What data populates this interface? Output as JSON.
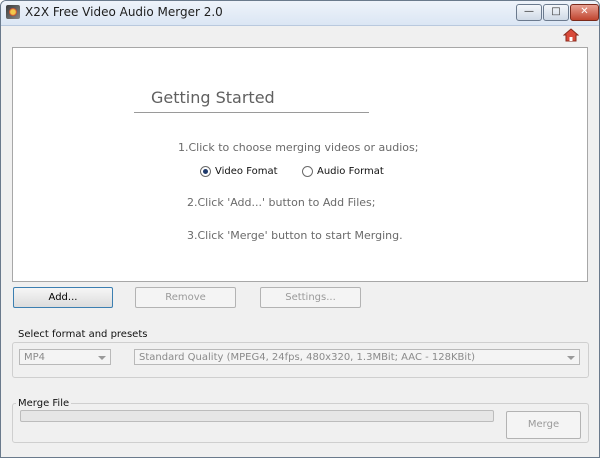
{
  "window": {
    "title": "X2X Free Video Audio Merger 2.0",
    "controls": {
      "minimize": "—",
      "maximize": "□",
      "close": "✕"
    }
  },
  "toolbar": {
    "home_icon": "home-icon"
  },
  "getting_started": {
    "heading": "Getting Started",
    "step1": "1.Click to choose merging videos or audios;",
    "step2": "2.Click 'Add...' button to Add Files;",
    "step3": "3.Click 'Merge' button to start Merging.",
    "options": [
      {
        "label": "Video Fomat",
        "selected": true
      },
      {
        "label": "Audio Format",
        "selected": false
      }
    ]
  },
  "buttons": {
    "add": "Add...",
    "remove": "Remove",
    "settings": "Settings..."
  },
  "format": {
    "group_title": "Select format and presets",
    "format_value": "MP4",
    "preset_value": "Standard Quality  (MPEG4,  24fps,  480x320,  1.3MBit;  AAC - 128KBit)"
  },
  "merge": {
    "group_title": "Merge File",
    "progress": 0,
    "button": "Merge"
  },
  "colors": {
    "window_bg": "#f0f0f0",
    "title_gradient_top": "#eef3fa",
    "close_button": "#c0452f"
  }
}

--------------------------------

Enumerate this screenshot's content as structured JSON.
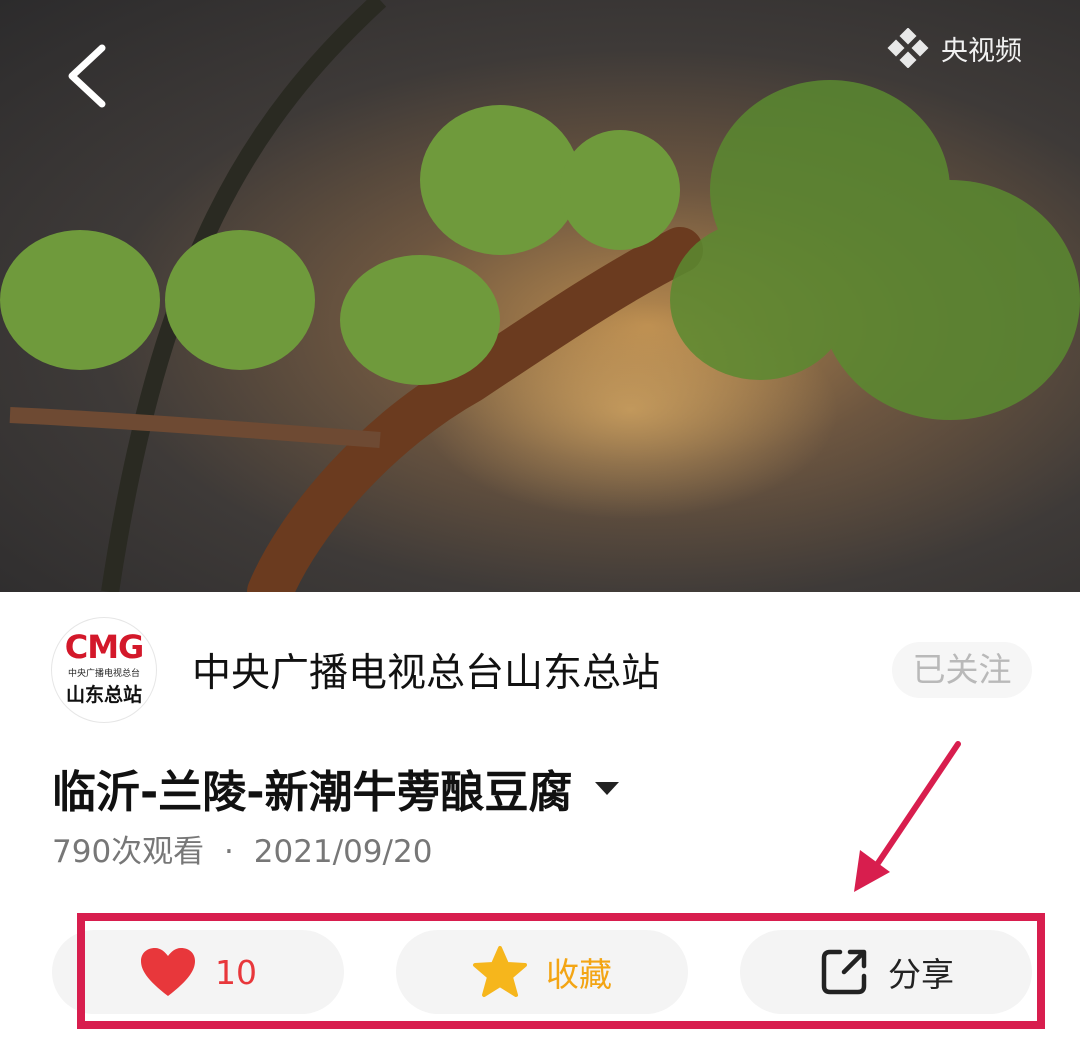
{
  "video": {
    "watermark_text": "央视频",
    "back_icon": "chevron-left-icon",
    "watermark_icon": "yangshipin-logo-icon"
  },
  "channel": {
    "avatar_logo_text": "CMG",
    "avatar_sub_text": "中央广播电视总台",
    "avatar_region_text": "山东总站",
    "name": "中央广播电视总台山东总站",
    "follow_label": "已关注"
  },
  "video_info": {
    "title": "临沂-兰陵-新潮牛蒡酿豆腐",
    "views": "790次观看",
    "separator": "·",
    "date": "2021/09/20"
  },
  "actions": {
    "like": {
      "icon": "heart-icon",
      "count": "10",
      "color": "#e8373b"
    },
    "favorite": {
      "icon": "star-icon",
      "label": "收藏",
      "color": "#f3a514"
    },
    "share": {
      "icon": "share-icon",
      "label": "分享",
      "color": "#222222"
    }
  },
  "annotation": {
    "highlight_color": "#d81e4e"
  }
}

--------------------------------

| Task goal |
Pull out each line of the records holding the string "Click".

| Answer |
    "step1": "1.Click to choose merging videos or audios;",
    "step2": "2.Click 'Add...' button to Add Files;",
    "step3": "3.Click 'Merge' button to start Merging.",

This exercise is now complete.